FIREARM deaths in Australia dropped by almost 50 per cent during the period from 1991 to 2001.

Further, an article in the Courier-Mail on 23 February 2004 stated:

GUN-RELATED crime in Queensland has more than halved in eight years in what has been hailed as a victory for the Federal Government's controversial gun buyback scheme. Queensland Police Service figures obtained by The Courier-Mail reveal that firearms offences committed against people in the state slumped to just 400 in 2002-03—the lowest figure in at least a decade and 424 offences fewer than in 1996-97.

I want to highlight those particular provisions because, as I have said, the Commonwealth is determined on this issue to provide a better environment for all Australians. We have looked at the way in which the gun buyback scheme has operated. We have been careful to ensure that, where follow-up is required, we have revisited the scheme. The handgun buyback has caused pain, but I think people could recognise that there was a need for action—particularly after the incidents in Melbourne, which highlighted the concerns out there, and people responded to that.

I think there are many initiatives to come in relation to the importation and control of firearms in our community. The government will continue to address these matters over time with the enthusiastic support of the states, which I commend them for.
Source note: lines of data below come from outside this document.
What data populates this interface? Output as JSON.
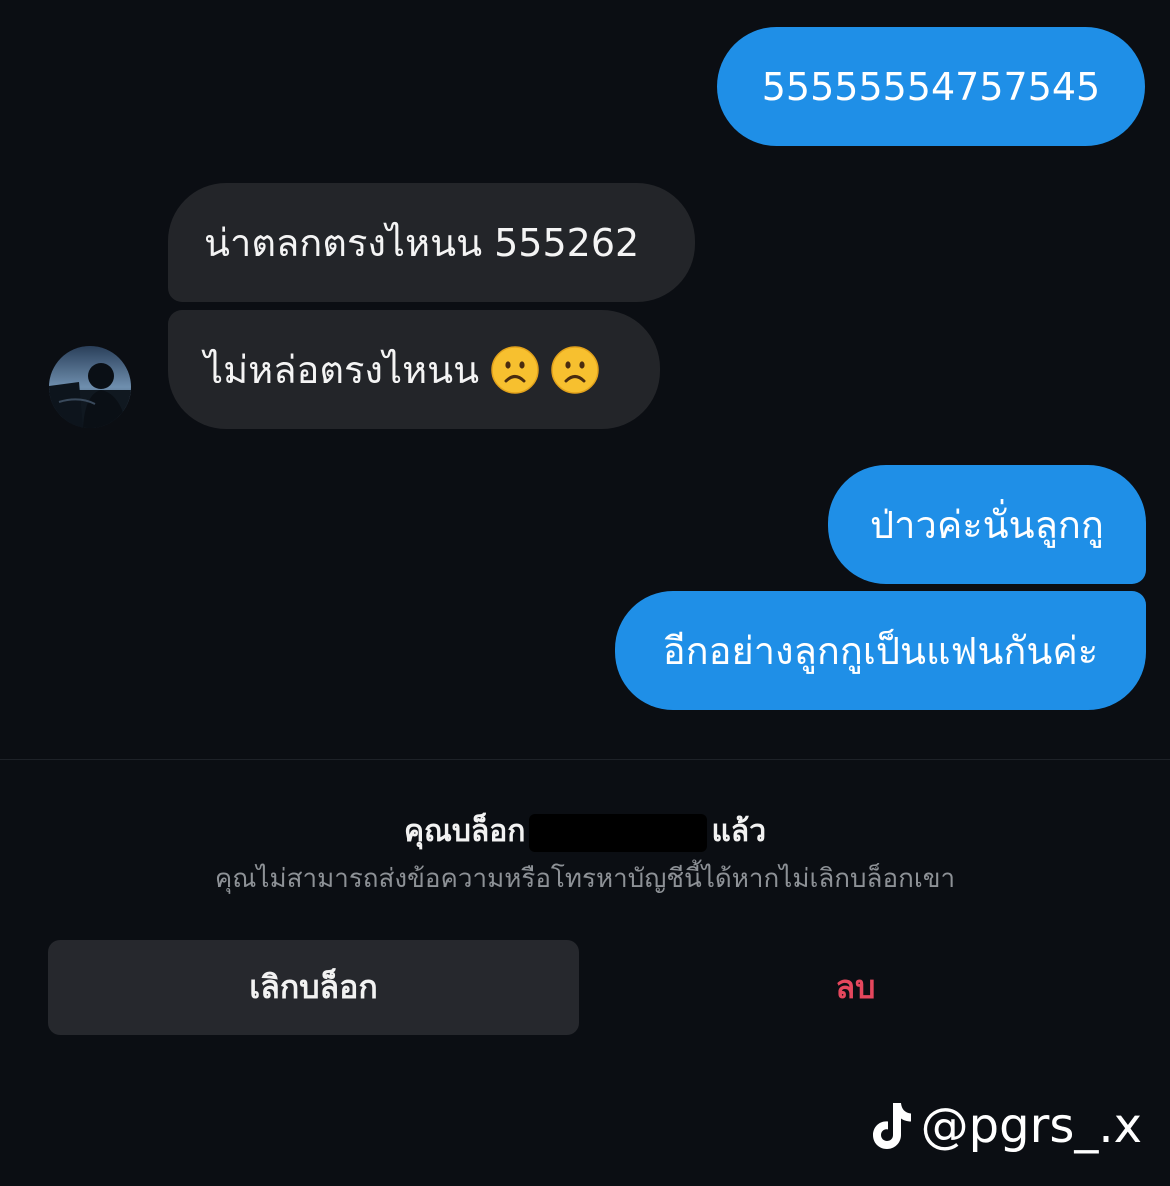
{
  "messages": [
    {
      "from": "me",
      "text": "55555554757545"
    },
    {
      "from": "them",
      "text": "น่าตลกตรงไหนน 555262"
    },
    {
      "from": "them",
      "text": "ไม่หล่อตรงไหนน",
      "emoji": [
        "frowning-face-emoji",
        "frowning-face-emoji"
      ]
    },
    {
      "from": "me",
      "text": "ป่าวค่ะนั่นลูกกู"
    },
    {
      "from": "me",
      "text": "อีกอย่างลูกกูเป็นแฟนกันค่ะ"
    }
  ],
  "block_notice": {
    "title_prefix": "คุณบล็อก",
    "title_suffix": "แล้ว",
    "subtitle": "คุณไม่สามารถส่งข้อความหรือโทรหาบัญชีนี้ได้หากไม่เลิกบล็อกเขา"
  },
  "actions": {
    "unblock_label": "เลิกบล็อก",
    "delete_label": "ลบ"
  },
  "watermark": {
    "icon": "tiktok-icon",
    "handle": "@pgrs_.x"
  },
  "colors": {
    "background": "#0b0e13",
    "sent_bubble": "#1f8fe7",
    "received_bubble": "#232529",
    "delete_text": "#e5475d"
  }
}
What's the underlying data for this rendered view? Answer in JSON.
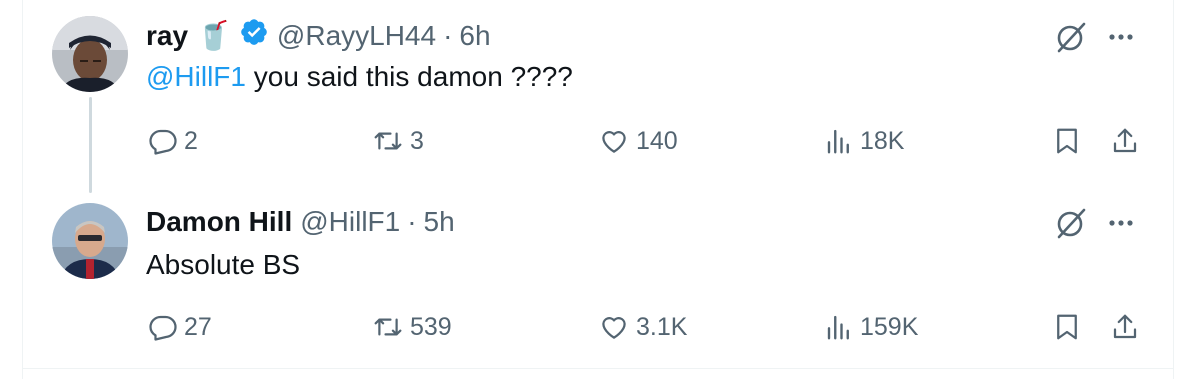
{
  "tweets": [
    {
      "name": "ray",
      "emoji": "🥤",
      "verified": true,
      "handle": "@RayyLH44",
      "separator": "·",
      "time": "6h",
      "mention": "@HillF1",
      "text": " you said this damon ????",
      "replies": "2",
      "reposts": "3",
      "likes": "140",
      "views": "18K"
    },
    {
      "name": "Damon Hill",
      "handle": "@HillF1",
      "separator": "·",
      "time": "5h",
      "text": "Absolute BS",
      "replies": "27",
      "reposts": "539",
      "likes": "3.1K",
      "views": "159K"
    }
  ],
  "icons": {
    "reply": "reply-icon",
    "repost": "repost-icon",
    "like": "like-icon",
    "views": "views-icon",
    "bookmark": "bookmark-icon",
    "share": "share-icon",
    "grok": "grok-icon",
    "more": "more-icon",
    "verified": "verified-badge-icon"
  },
  "colors": {
    "text": "#0f1419",
    "secondary": "#536471",
    "link": "#1d9bf0",
    "verified": "#1d9bf0",
    "thread_line": "#cfd9de",
    "border": "#eff3f4"
  }
}
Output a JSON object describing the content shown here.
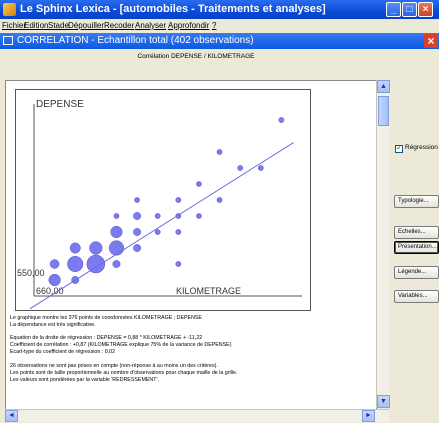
{
  "app": {
    "title": "Le Sphinx Lexica - [automobiles - Traitements et analyses]",
    "min_symbol": "_",
    "max_symbol": "□",
    "close_symbol": "×"
  },
  "menu": [
    "Fichier",
    "Edition",
    "Stade",
    "Dépouiller",
    "Recoder",
    "Analyser",
    "Approfondir",
    "?"
  ],
  "child_window": {
    "title": "CORRELATION - Echantillon total (402 observations)",
    "close_symbol": "×"
  },
  "chart_header": "Corrélation DEPENSE / KILOMETRAGE",
  "chart_data": {
    "type": "scatter",
    "ylabel": "DEPENSE",
    "xlabel": "KILOMETRAGE",
    "x_min_label": "660,00",
    "y_min_label": "550,00",
    "regression": {
      "slope": 0.88,
      "intercept": -11.22
    },
    "points": [
      {
        "x": 1,
        "y": 1,
        "n": 5
      },
      {
        "x": 2,
        "y": 1,
        "n": 2
      },
      {
        "x": 1,
        "y": 2,
        "n": 3
      },
      {
        "x": 2,
        "y": 2,
        "n": 9
      },
      {
        "x": 3,
        "y": 2,
        "n": 12
      },
      {
        "x": 4,
        "y": 2,
        "n": 2
      },
      {
        "x": 2,
        "y": 3,
        "n": 4
      },
      {
        "x": 3,
        "y": 3,
        "n": 6
      },
      {
        "x": 4,
        "y": 3,
        "n": 8
      },
      {
        "x": 5,
        "y": 3,
        "n": 2
      },
      {
        "x": 4,
        "y": 4,
        "n": 5
      },
      {
        "x": 5,
        "y": 4,
        "n": 2
      },
      {
        "x": 6,
        "y": 4,
        "n": 1
      },
      {
        "x": 7,
        "y": 4,
        "n": 1
      },
      {
        "x": 4,
        "y": 5,
        "n": 1
      },
      {
        "x": 5,
        "y": 5,
        "n": 2
      },
      {
        "x": 6,
        "y": 5,
        "n": 1
      },
      {
        "x": 7,
        "y": 5,
        "n": 1
      },
      {
        "x": 8,
        "y": 5,
        "n": 1
      },
      {
        "x": 5,
        "y": 6,
        "n": 1
      },
      {
        "x": 7,
        "y": 6,
        "n": 1
      },
      {
        "x": 9,
        "y": 6,
        "n": 1
      },
      {
        "x": 8,
        "y": 7,
        "n": 1
      },
      {
        "x": 11,
        "y": 8,
        "n": 1
      },
      {
        "x": 7,
        "y": 2,
        "n": 1
      },
      {
        "x": 10,
        "y": 8,
        "n": 1
      },
      {
        "x": 9,
        "y": 9,
        "n": 1
      },
      {
        "x": 12,
        "y": 11,
        "n": 1
      }
    ],
    "x_range": [
      0,
      13
    ],
    "y_range": [
      0,
      12
    ],
    "colors": {
      "bubble": "#7b7bef",
      "bubble_stroke": "#5252c8",
      "line": "#6a6aeb"
    }
  },
  "info": {
    "line1": "Le graphique montre les 376 points de coordonnées KILOMETRAGE ; DEPENSE",
    "line2": "La dépendance est très significative.",
    "line3": "Equation de la droite de régression : DEPENSE = 0,88 * KILOMETRAGE + -11,22",
    "line4": "Coefficient de corrélation : +0,87 (KILOMETRAGE explique 75% de la variance de DEPENSE)",
    "line5": "Ecart-type du coefficient de régression : 0,02",
    "line6": "26 observations ne sont pas prises en compte (non-réponse à au moins un des critères).",
    "line7": "Les points sont de taille proportionnelle au nombre d'observations pour chaque maille de la grille.",
    "line8": "Les valeurs sont pondérées par la variable 'REDRESSEMENT'."
  },
  "side": {
    "regression_label": "Régression",
    "regression_checked": true,
    "buttons": [
      "Typologie...",
      "Echelles...",
      "Présentation...",
      "Légende...",
      "Variables..."
    ]
  },
  "scroll": {
    "up": "▲",
    "down": "▼",
    "left": "◄",
    "right": "►"
  }
}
I have other comments in relation to this bill but, it being 12.30 p.m., I seek leave to continue my remarks when the debate is resumed.

Leave granted; debate adjourned.